§ **How to complete this task**: Word for word, copy out the entries below, but not the pictures in them.

§ **Dataset rows describing interfaces**:
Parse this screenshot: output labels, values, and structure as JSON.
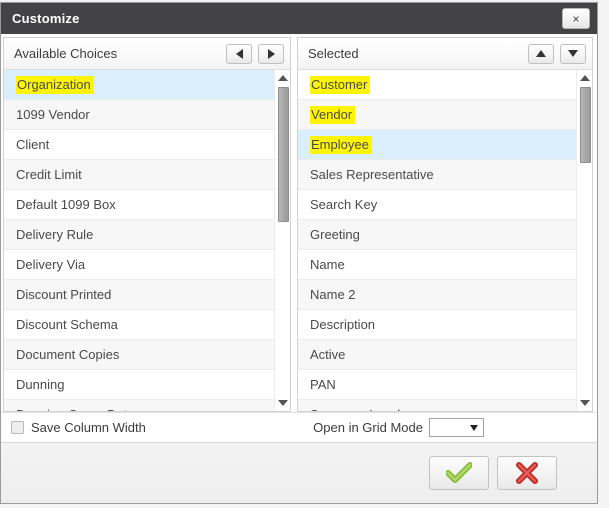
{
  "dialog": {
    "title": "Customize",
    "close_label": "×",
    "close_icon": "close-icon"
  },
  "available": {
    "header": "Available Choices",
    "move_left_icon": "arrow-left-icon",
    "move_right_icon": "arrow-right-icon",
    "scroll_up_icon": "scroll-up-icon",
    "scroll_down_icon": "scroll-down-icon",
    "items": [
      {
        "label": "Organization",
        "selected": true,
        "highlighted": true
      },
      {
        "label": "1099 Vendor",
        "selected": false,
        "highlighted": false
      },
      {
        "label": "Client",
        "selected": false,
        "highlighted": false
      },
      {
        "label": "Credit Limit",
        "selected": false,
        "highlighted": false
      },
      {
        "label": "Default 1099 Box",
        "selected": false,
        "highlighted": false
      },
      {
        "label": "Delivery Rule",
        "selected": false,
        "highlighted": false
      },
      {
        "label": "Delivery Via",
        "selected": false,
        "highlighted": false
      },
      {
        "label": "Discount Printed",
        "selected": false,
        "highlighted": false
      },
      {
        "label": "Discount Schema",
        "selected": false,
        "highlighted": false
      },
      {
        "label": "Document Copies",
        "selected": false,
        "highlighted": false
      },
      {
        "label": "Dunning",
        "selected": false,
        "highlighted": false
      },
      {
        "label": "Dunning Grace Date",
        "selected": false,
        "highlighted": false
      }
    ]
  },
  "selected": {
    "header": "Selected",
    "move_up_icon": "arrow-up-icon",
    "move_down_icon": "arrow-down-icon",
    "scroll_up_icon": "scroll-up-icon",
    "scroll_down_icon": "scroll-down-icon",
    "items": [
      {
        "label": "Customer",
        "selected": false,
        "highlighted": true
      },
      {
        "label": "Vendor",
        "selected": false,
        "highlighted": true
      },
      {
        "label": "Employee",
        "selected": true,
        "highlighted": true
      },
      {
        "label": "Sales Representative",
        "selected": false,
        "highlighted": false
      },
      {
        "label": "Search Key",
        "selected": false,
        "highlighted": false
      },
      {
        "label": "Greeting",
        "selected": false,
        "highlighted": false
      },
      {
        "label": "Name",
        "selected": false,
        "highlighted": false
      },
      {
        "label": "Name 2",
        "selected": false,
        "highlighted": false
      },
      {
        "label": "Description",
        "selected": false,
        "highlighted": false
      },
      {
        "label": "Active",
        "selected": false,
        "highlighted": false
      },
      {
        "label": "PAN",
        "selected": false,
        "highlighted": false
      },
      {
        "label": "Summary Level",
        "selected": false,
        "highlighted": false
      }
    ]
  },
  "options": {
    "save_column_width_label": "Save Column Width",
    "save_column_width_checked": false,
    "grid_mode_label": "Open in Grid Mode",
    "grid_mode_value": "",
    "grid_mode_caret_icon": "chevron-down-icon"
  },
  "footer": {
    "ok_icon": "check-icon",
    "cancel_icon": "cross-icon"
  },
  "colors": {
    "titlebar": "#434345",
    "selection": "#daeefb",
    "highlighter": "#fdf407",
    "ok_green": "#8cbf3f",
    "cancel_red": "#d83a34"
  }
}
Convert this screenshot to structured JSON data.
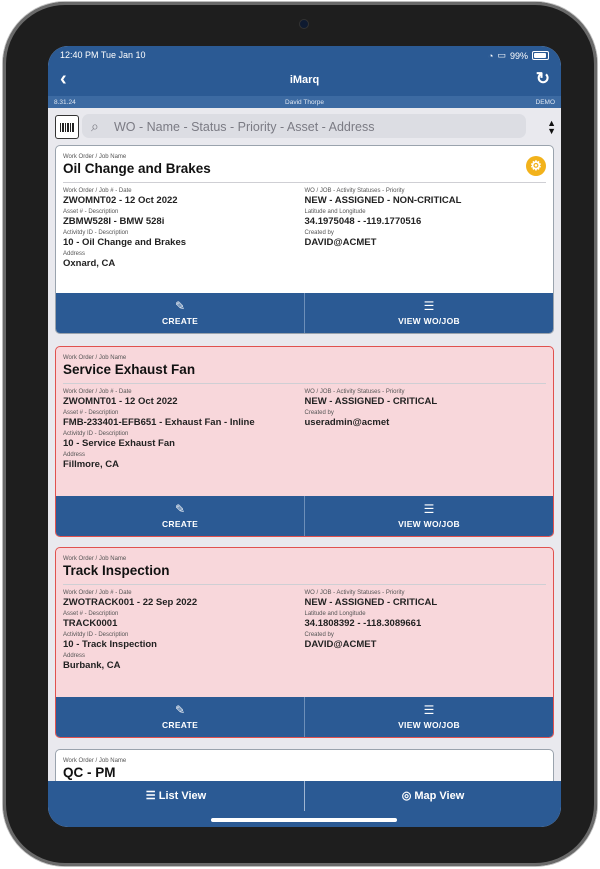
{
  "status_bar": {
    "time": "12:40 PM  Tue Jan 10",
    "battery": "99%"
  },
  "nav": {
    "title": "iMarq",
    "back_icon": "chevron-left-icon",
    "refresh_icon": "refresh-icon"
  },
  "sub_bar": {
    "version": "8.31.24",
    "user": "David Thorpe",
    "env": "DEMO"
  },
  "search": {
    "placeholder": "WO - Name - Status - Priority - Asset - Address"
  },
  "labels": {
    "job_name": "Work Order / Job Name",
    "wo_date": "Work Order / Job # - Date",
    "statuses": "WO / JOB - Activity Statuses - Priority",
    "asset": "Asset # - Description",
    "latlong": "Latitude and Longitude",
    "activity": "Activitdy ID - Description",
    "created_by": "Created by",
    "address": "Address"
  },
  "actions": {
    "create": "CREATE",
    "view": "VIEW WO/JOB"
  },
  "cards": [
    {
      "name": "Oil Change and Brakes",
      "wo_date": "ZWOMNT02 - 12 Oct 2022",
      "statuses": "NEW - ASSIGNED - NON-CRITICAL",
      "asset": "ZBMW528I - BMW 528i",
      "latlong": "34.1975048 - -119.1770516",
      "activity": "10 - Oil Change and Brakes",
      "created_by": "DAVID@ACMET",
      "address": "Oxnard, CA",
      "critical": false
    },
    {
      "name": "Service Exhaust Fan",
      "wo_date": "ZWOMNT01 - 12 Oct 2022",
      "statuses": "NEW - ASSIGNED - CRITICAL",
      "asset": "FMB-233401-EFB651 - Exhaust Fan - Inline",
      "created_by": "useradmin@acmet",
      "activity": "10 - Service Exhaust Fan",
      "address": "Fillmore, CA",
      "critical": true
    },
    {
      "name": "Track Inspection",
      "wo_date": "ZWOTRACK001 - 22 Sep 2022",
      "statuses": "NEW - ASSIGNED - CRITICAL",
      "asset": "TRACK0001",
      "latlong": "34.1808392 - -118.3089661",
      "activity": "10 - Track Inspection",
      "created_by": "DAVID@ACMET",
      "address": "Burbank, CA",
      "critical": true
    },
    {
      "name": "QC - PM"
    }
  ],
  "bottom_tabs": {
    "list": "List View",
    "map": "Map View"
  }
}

§ **Exercise result**:
Parse this screenshot: output labels, values, and structure as JSON.
{
  "dialog": {
    "title": "Customize",
    "close_label": "×",
    "close_icon": "close-icon"
  },
  "available": {
    "header": "Available Choices",
    "move_left_icon": "arrow-left-icon",
    "move_right_icon": "arrow-right-icon",
    "scroll_up_icon": "scroll-up-icon",
    "scroll_down_icon": "scroll-down-icon",
    "items": [
      {
        "label": "Organization",
        "selected": true,
        "highlighted": true
      },
      {
        "label": "1099 Vendor",
        "selected": false,
        "highlighted": false
      },
      {
        "label": "Client",
        "selected": false,
        "highlighted": false
      },
      {
        "label": "Credit Limit",
        "selected": false,
        "highlighted": false
      },
      {
        "label": "Default 1099 Box",
        "selected": false,
        "highlighted": false
      },
      {
        "label": "Delivery Rule",
        "selected": false,
        "highlighted": false
      },
      {
        "label": "Delivery Via",
        "selected": false,
        "highlighted": false
      },
      {
        "label": "Discount Printed",
        "selected": false,
        "highlighted": false
      },
      {
        "label": "Discount Schema",
        "selected": false,
        "highlighted": false
      },
      {
        "label": "Document Copies",
        "selected": false,
        "highlighted": false
      },
      {
        "label": "Dunning",
        "selected": false,
        "highlighted": false
      },
      {
        "label": "Dunning Grace Date",
        "selected": false,
        "highlighted": false
      }
    ]
  },
  "selected": {
    "header": "Selected",
    "move_up_icon": "arrow-up-icon",
    "move_down_icon": "arrow-down-icon",
    "scroll_up_icon": "scroll-up-icon",
    "scroll_down_icon": "scroll-down-icon",
    "items": [
      {
        "label": "Customer",
        "selected": false,
        "highlighted": true
      },
      {
        "label": "Vendor",
        "selected": false,
        "highlighted": true
      },
      {
        "label": "Employee",
        "selected": true,
        "highlighted": true
      },
      {
        "label": "Sales Representative",
        "selected": false,
        "highlighted": false
      },
      {
        "label": "Search Key",
        "selected": false,
        "highlighted": false
      },
      {
        "label": "Greeting",
        "selected": false,
        "highlighted": false
      },
      {
        "label": "Name",
        "selected": false,
        "highlighted": false
      },
      {
        "label": "Name 2",
        "selected": false,
        "highlighted": false
      },
      {
        "label": "Description",
        "selected": false,
        "highlighted": false
      },
      {
        "label": "Active",
        "selected": false,
        "highlighted": false
      },
      {
        "label": "PAN",
        "selected": false,
        "highlighted": false
      },
      {
        "label": "Summary Level",
        "selected": false,
        "highlighted": false
      }
    ]
  },
  "options": {
    "save_column_width_label": "Save Column Width",
    "save_column_width_checked": false,
    "grid_mode_label": "Open in Grid Mode",
    "grid_mode_value": "",
    "grid_mode_caret_icon": "chevron-down-icon"
  },
  "footer": {
    "ok_icon": "check-icon",
    "cancel_icon": "cross-icon"
  },
  "colors": {
    "titlebar": "#434345",
    "selection": "#daeefb",
    "highlighter": "#fdf407",
    "ok_green": "#8cbf3f",
    "cancel_red": "#d83a34"
  }
}
Convert this screenshot to structured JSON data.
{
  "status_bar": {
    "time": "12:40 PM  Tue Jan 10",
    "battery": "99%"
  },
  "nav": {
    "title": "iMarq",
    "back_icon": "chevron-left-icon",
    "refresh_icon": "refresh-icon"
  },
  "sub_bar": {
    "version": "8.31.24",
    "user": "David Thorpe",
    "env": "DEMO"
  },
  "search": {
    "placeholder": "WO - Name - Status - Priority - Asset - Address"
  },
  "labels": {
    "job_name": "Work Order / Job Name",
    "wo_date": "Work Order / Job # - Date",
    "statuses": "WO / JOB - Activity Statuses - Priority",
    "asset": "Asset # - Description",
    "latlong": "Latitude and Longitude",
    "activity": "Activitdy ID - Description",
    "created_by": "Created by",
    "address": "Address"
  },
  "actions": {
    "create": "CREATE",
    "view": "VIEW WO/JOB"
  },
  "cards": [
    {
      "name": "Oil Change and Brakes",
      "wo_date": "ZWOMNT02 - 12 Oct 2022",
      "statuses": "NEW - ASSIGNED - NON-CRITICAL",
      "asset": "ZBMW528I - BMW 528i",
      "latlong": "34.1975048 - -119.1770516",
      "activity": "10 - Oil Change and Brakes",
      "created_by": "DAVID@ACMET",
      "address": "Oxnard, CA",
      "critical": false
    },
    {
      "name": "Service Exhaust Fan",
      "wo_date": "ZWOMNT01 - 12 Oct 2022",
      "statuses": "NEW - ASSIGNED - CRITICAL",
      "asset": "FMB-233401-EFB651 - Exhaust Fan - Inline",
      "created_by": "useradmin@acmet",
      "activity": "10 - Service Exhaust Fan",
      "address": "Fillmore, CA",
      "critical": true
    },
    {
      "name": "Track Inspection",
      "wo_date": "ZWOTRACK001 - 22 Sep 2022",
      "statuses": "NEW - ASSIGNED - CRITICAL",
      "asset": "TRACK0001",
      "latlong": "34.1808392 - -118.3089661",
      "activity": "10 - Track Inspection",
      "created_by": "DAVID@ACMET",
      "address": "Burbank, CA",
      "critical": true
    },
    {
      "name": "QC - PM"
    }
  ],
  "bottom_tabs": {
    "list": "List View",
    "map": "Map View"
  }
}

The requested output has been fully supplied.